I’ve been thinking a lot about what my own gratitude journal might look like. I was given two beautiful blank journals for my birthday, but there’s also an app (of course there is!) that looks tempting. There’s something appealing about keeping my journal on my phone, in my hands at all times, about importing photos and short videos and talk to text options. Plus, I’m a digital writer. I’ve always struggled to write by hand, though I know there is beauty in that. Still, nearly 30 years in front of a keyboard has made me a wicked fast typist and when my thoughts and ideas come tumbling through, I’ve found no better way to capture every last one.

It’s not easy to be mindful. And it’s not easy to let go of the people and things that disappoint us or hurt us or somehow get in the way of our efforts to be better, to do better. I’m not there yet, but I’d like to be.

 

 

Small things

Tomorrow I will be another year older, and while it sounds like the most overused and tired cliche, another year wiser, as well. Yet, maybe “wiser” isn’t entirely right, maybe it’s “weathered” or “more complex.” I have said I’m not the same, and it’s true. But getting a handle on what that really means, how to put it into words and somehow own it, is no small task.

New Year’s Eve was just us three, home, binge watching, waiting for the ball to drop, but when we could stay awake no longer, there was a subtle shift in the mood. Things suddenly got serious. The weight of whatever we had been carrying, the emotional baggage of such a difficult year, came crashing down. My son put his arms around me and refused to let go. He wanted to talk, to say the things he had been keeping inside. It was clear to me that he was still afraid. I don’t know when life will stop feeling so fragile. I don’t know when any of us will trust in the future again. I have been unable to shake the dull sadness, the feeling of helplessness that washed over me when my son told me that he is worried something bad might happen to him in the new year.

These are the things I carry. The things I work hard to keep in their place. Some days the weight is unbearable, but not always.

I was reading something this morning that made me think about the culture of recovery. We feel obligated to bounce back after trauma, to minimize the time and effort it takes to truly heal. We all share stories about the guy who had major surgery on Monday and was back at his desk a week later. It’s as if those stories are meant to inspire us. But if we are being very honest, it’s not inspiration we feel, but a twisted kind of survivor’s guilt. We downplay surgery by calling it a procedure and then we feel bad when we still feel bad a week, a month, a half a year later. I am learning to give myself time, to be okay with how slowly things move forward. Healing is hard work. It’s the scars you can’t see that slay me.

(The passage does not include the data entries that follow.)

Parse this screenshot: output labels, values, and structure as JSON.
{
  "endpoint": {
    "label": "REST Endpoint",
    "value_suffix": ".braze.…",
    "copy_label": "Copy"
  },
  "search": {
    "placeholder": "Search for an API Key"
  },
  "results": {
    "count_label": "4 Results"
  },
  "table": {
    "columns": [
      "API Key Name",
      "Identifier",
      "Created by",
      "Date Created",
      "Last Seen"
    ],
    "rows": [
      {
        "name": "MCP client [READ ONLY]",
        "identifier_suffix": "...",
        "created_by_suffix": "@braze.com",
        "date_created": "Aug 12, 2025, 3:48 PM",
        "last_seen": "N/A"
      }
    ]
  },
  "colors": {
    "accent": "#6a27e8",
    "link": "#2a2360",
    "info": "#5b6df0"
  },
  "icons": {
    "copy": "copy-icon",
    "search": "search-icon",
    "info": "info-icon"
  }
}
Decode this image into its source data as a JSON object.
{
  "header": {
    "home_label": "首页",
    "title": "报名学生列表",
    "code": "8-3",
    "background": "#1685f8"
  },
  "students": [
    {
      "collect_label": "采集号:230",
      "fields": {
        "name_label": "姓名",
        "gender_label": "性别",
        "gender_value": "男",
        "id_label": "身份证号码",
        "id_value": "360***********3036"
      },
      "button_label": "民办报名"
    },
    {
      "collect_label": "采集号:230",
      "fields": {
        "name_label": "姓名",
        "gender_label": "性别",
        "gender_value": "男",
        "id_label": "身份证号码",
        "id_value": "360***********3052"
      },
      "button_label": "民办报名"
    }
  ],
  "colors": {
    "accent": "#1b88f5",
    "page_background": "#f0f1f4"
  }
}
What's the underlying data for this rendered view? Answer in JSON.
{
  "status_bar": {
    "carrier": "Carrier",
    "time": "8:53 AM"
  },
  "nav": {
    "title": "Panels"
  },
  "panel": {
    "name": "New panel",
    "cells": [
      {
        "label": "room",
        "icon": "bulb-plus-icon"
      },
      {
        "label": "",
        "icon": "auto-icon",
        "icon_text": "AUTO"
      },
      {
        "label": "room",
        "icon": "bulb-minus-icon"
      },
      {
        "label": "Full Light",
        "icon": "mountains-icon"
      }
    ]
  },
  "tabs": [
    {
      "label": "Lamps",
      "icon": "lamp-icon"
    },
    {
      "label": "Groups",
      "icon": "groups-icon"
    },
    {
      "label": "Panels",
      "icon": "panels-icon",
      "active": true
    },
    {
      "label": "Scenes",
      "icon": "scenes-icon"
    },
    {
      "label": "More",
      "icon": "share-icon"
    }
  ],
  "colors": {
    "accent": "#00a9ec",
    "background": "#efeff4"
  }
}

We took a drive this afternoon to the beach. I wanted to feel the cold air on my face, to stand in the wind and watch the waves. My son reached for my hand as we walked, then circled back to put his arm around his father. I don’t know how different our story would have been if I had never had breast cancer, if the last year had never happened. Maybe my sweet young man would have walked ahead, a little annoyed with my lingering at the rail. Or maybe he would have opted out, preferring to be alone than with his parents.

This is what I think of when I acknowledge the mixed blessings of the last year. I had cancer and it absolutely sucked in so many horrible ways. Sometimes, even, it still sucks. But the little buried treasures, the moments of absolute clarity, the holding of hands and the hugs and the desperate need to never let go. These are the things I’ve gained.